- You Are Not Alone
- The Big Picture
- Things To Try
- There Is Hope
If we thought about it, we would find that we don’t give or hear expressions of gratitude as often as we should. If you feel this way you are certainly not alone. Remembering to Express Gratitude can help us and our family members. Gratitude is more than an inner feeling. When good things are happening around us, when we’re with those we love and we’re grateful and we’re expressing it, the feeling of love and tenderness grows. Gratitude can bring a calming feeling.
What is gratitude, really? It includes saying “thank you” and being polite. But it is more than that.

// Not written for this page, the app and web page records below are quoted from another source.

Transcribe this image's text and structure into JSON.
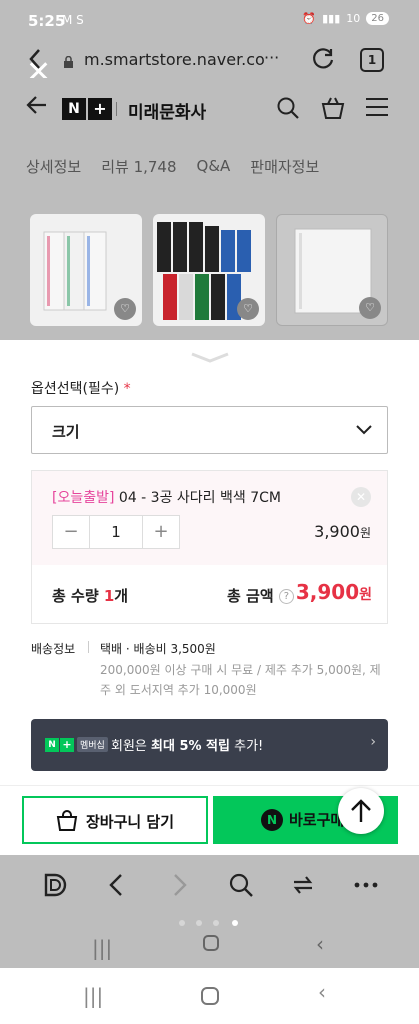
{
  "status_bar": {
    "time": "5:25",
    "extra_text": "M S",
    "right_text": "10",
    "battery": "26"
  },
  "browser": {
    "url": "m.smartstore.naver.co",
    "more_label": "···",
    "tab_count": "1"
  },
  "store": {
    "logo_n": "N",
    "logo_plus": "+",
    "name": "미래문화사"
  },
  "tabs": [
    {
      "label": "상세정보"
    },
    {
      "label": "리뷰 1,748"
    },
    {
      "label": "Q&A"
    },
    {
      "label": "판매자정보"
    }
  ],
  "options": {
    "label": "옵션선택(필수)",
    "required_mark": "*",
    "selected_value": "크기"
  },
  "order_item": {
    "tag": "[오늘출발]",
    "name": "04 - 3공 사다리 백색 7CM",
    "minus": "−",
    "quantity": "1",
    "plus": "+",
    "price": "3,900",
    "price_unit": "원",
    "remove": "✕"
  },
  "totals": {
    "qty_label": "총 수량",
    "qty_value": "1",
    "qty_unit": "개",
    "amount_label": "총 금액",
    "help": "?",
    "amount": "3,900",
    "amount_unit": "원"
  },
  "shipping": {
    "label": "배송정보",
    "main": "택배 · 배송비 3,500원",
    "detail": "200,000원 이상 구매 시 무료 / 제주 추가 5,000원, 제주 외 도서지역 추가 10,000원"
  },
  "banner": {
    "badge_n": "N",
    "badge_plus": "+",
    "badge_membership": "멤버십",
    "text_before": "회원은 ",
    "text_bold": "최대 5% 적립",
    "text_after": " 추가!",
    "arrow": "›"
  },
  "actions": {
    "cart_label": "장바구니 담기",
    "buy_n": "N",
    "buy_label": "바로구매"
  },
  "colors": {
    "naver_green": "#03c75a",
    "price_red": "#e63245",
    "tag_pink": "#e6459c"
  }
}
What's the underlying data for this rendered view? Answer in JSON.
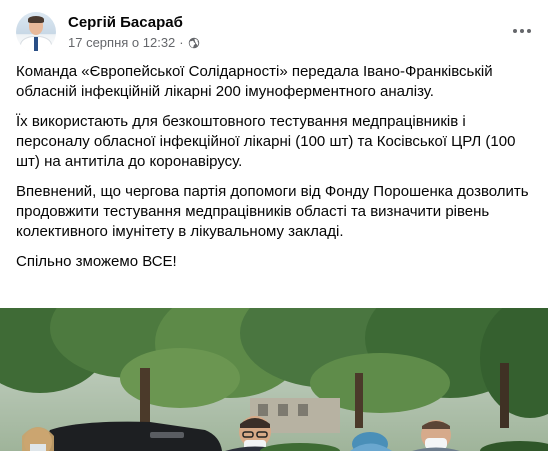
{
  "post": {
    "author": "Сергій Басараб",
    "timestamp": "17 серпня о 12:32",
    "separator": "·",
    "privacy_icon": "globe-icon",
    "more_icon": "more-options-icon",
    "paragraphs": [
      "Команда «Європейської Солідарності» передала Івано-Франківській обласній інфекційній лікарні 200 імуноферментного аналізу.",
      "Їх використають для безкоштовного тестування медпрацівників і персоналу обласної інфекційної лікарні (100 шт) та Косівської ЦРЛ (100 шт) на антитіла до коронавірусу.",
      "Впевнений, що чергова партія допомоги від Фонду Порошенка дозволить продовжити тестування медпрацівників області та визначити рівень колективного імунітету в лікувальному закладі.",
      "Спільно зможемо ВСЕ!"
    ]
  },
  "colors": {
    "text_primary": "#050505",
    "text_secondary": "#65676b",
    "background": "#ffffff"
  }
}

Expressing Gratitude is the beginning of courtesy, generosity, concern and appreciation for family members and others.
A deeply felt and fully expressed gratitude is an effective way to positively influence attitudes and behavior, our own and that of others. Learning to feel and express gratitude can have a significant effect on the happiness and success of every family member.
So how do we help our families do it? First, watch the brief video on Expressing Gratitude by clicking on the arrow in the window. Then, read the information under the two tabs, The Big Picture and Things to Try. These sections contain information to help you improve your own ability and teach family members how to express gratitude more effectively.
There is no such thing as gratitude unexpressed. If it is unexpressed, it is plain, old-fashioned ingratitude. ~Robert Brault
Where Does Gratitude Begin?
Let’s begin at the beginning. What we mean is that any effort to produce happiness in the family starts with you . . . and this includes teaching gratitude.
You will probably be tempted to ask, “Can that be right? My kids are the ungrateful ones!”
Most of us start family improvement efforts with a focus on the “offender,” by trying to change our child’s behavior.
Let’s step back and try to change our perspective a little bit. If we always focus on the behavior of our children, we may miss the origins of that behavior . . . ourselves!
What are the Benefits of Gratitude?
Expressions of gratitude build and encourage our children and spouses. Our family needs to know that we appreciate things they do, efforts they make. It comes back to us all knowing and feeling that we are blessed in so many ways.
One way to focus our minds on the things in our lives that engender feelings of gratitude is to write down what we are grateful for.
A gratitude journal is a treasure of private expressions of thankfulness that helps us recognize all the goodness in our own lives and in the lives of those we care about.
A gratitude journal can also help us recognize opportunities to express our gratitude. As we notice the things we are grateful for we will be more inclined to express gratitude to others, thus multiplying the positive benefits of our gratitude.
Being an Example of Gratitude
“Setting an example is not the main means of influencing another, it is the only means.” -Albert Einstein
It’s a lot easier for our children to learn to feel and express gratitude if they grow up seeing gratitude expressed our home. Let your children see you expressing gratitude, showing appreciation for what you have and what others have done for you.
Our feelings of gratitude reflect our character. When we express gratitude our children feel loved and appreciated. They learn how feeling and expressing gratitude blesses their lives and the lives of others.
Children learn gratitude best by watching you show gratitude.
Expressing gratitude seems so simple and yet it has immediate and lasting positive effects on us. To begin experiencing the benefits of expressing gratitude in our families, we must first awaken within ourselves the attitude of being appreciative. Doing this will increase the positive feelings in our families, foster love, build relationships and reduce criticism.
Imagine the feelings of this young man’s parents . . .
“There sits a young man here today in whose home I was a guest. Since he had recently left for [university], I was to sleep in his room Saturday night. As his mother showed me the room, she opened his closet where I saw a handwritten letter taped to the rod in the closet. It read:
Mom, Thanks for all you’ve done to make this a special summer. You are a very special mother and I thank the Lord for the blessing of being your son. I love you and appreciate all you do in my behalf. See you in November.
“As she paused while I read it, she said, ‘Hope you don’t mind hanging your clothes out here. This note is still kind of precious. You know, every time I open this closet I read it again, and I would like to leave it there a little longer’” (What Kind of Thanks? Brigham Young University Speeches of the Year [26 Nov. 1968], 5).